I was really inspired by Hae Wan Park’s post from week 6 about Marius Watz and Jer Thorp’s collaboration for the Random Number Multiples Series curated by Christina Vassallo. This project was a computational collection in which Watz and Thorp created a program that would track how many times a specific word was used throughout the New York Times and visually display that information in cyclic shapes with lots of bold, layered colors. What is special about this project is that the final design was a screen printed poster.
I agree with Hae Wan that this project is interesting mainly because it’s a combination of computational information design and the traditional process of screen printing. I’d go further to explain that this relationship is needed because the conceptual inspiration came from physical newspapers and to reprint this information into a new physical form elevates the project to thinking not only about societal themes but also how we take in information today.

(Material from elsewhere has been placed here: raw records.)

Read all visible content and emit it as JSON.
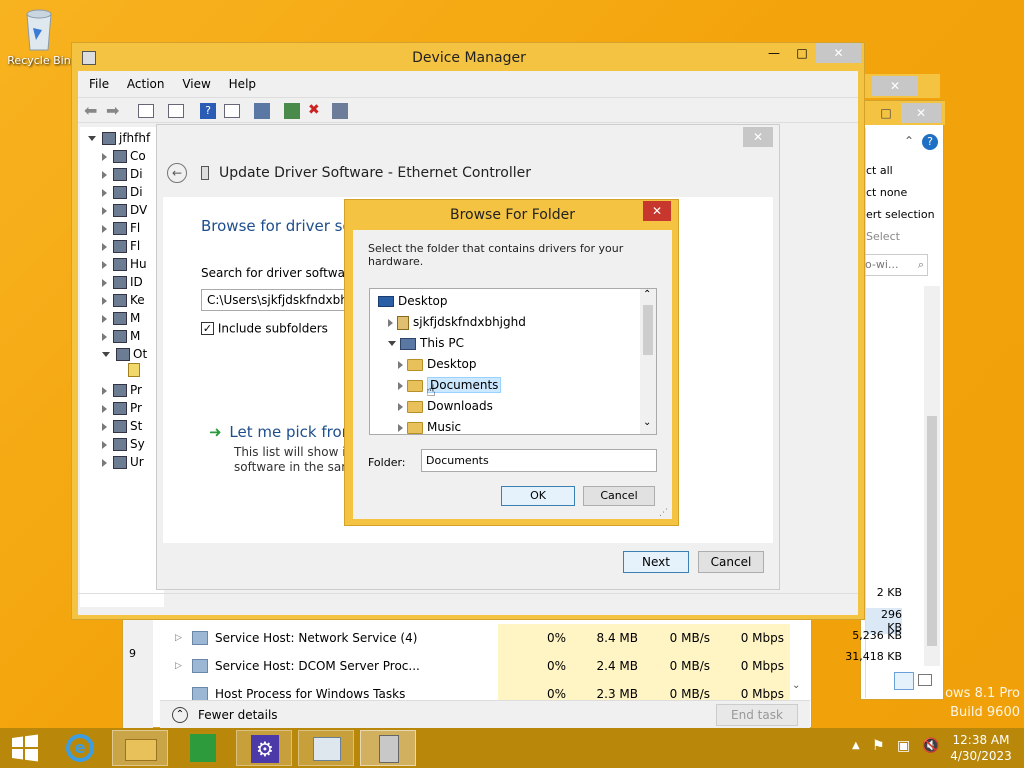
{
  "desktop": {
    "recycle_bin_label": "Recycle Bin",
    "watermark_line1": "ows 8.1 Pro",
    "watermark_line2": "Build 9600"
  },
  "device_manager": {
    "title": "Device Manager",
    "menu": [
      "File",
      "Action",
      "View",
      "Help"
    ],
    "tree_root": "jfhfhf",
    "tree_items": [
      "Co",
      "Di",
      "Di",
      "DV",
      "Fl",
      "Fl",
      "Hu",
      "ID",
      "Ke",
      "M",
      "M",
      "Ot",
      "Pr",
      "Pr",
      "St",
      "Sy",
      "Ur"
    ]
  },
  "update_driver": {
    "title": "Update Driver Software - Ethernet Controller",
    "heading": "Browse for driver sof",
    "search_label": "Search for driver software in",
    "path_value": "C:\\Users\\sjkfjdskfndxbhjgh",
    "include_subfolders": "Include subfolders",
    "let_me_pick": "Let me pick from",
    "let_me_pick_desc1": "This list will show inst",
    "let_me_pick_desc2": "software in the same",
    "next_button": "Next",
    "cancel_button": "Cancel"
  },
  "browse_dialog": {
    "title": "Browse For Folder",
    "instruction": "Select the folder that contains drivers for your hardware.",
    "tree": [
      {
        "label": "Desktop",
        "level": 0,
        "expander": "none",
        "icon": "desktop-icon"
      },
      {
        "label": "sjkfjdskfndxbhjghd",
        "level": 1,
        "expander": "closed",
        "icon": "user-icon"
      },
      {
        "label": "This PC",
        "level": 1,
        "expander": "open",
        "icon": "computer-icon"
      },
      {
        "label": "Desktop",
        "level": 2,
        "expander": "closed",
        "icon": "folder-icon"
      },
      {
        "label": "Documents",
        "level": 2,
        "expander": "closed",
        "icon": "folder-icon",
        "selected": true
      },
      {
        "label": "Downloads",
        "level": 2,
        "expander": "closed",
        "icon": "folder-icon"
      },
      {
        "label": "Music",
        "level": 2,
        "expander": "closed",
        "icon": "folder-icon"
      }
    ],
    "folder_label": "Folder:",
    "folder_value": "Documents",
    "ok_button": "OK",
    "cancel_button": "Cancel"
  },
  "task_manager": {
    "rows": [
      {
        "name": "Service Host: Network Service (4)",
        "cpu": "0%",
        "memory": "8.4 MB",
        "disk": "0 MB/s",
        "network": "0 Mbps"
      },
      {
        "name": "Service Host: DCOM Server Proc...",
        "cpu": "0%",
        "memory": "2.4 MB",
        "disk": "0 MB/s",
        "network": "0 Mbps"
      },
      {
        "name": "Host Process for Windows Tasks",
        "cpu": "0%",
        "memory": "2.3 MB",
        "disk": "0 MB/s",
        "network": "0 Mbps"
      }
    ],
    "fewer_details": "Fewer details",
    "end_task": "End task"
  },
  "explorer": {
    "ribbon_items": [
      "ct all",
      "ct none",
      "ert selection",
      "Select"
    ],
    "search_placeholder": "o-wi...",
    "sizes": [
      "2 KB",
      "296 KB",
      "5,236 KB",
      "31,418 KB"
    ]
  },
  "taskbar": {
    "time": "12:38 AM",
    "date": "4/30/2023"
  }
}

I disagree with Hae Wan when they say that this is just artistic expression. This process is unique because there’s this relationship to taking something digital and making it tangible and physical but I think Hae Wan should have talked more about the conceptual thinking behind the project because it does have some political undertones to it. For example, Je Thorp’s piece Hope/Crisis tracks how much the NY Times printed the words Hope and Crisis which is overwhelming just to see in amount but also makes you realize that we use the word hope more than crisis and has a sentimental reflection that despite living with current and recent devastations, humans still remain hopeful of a better future-something that’s conceptually interesting and equal to the unique process of creating this project.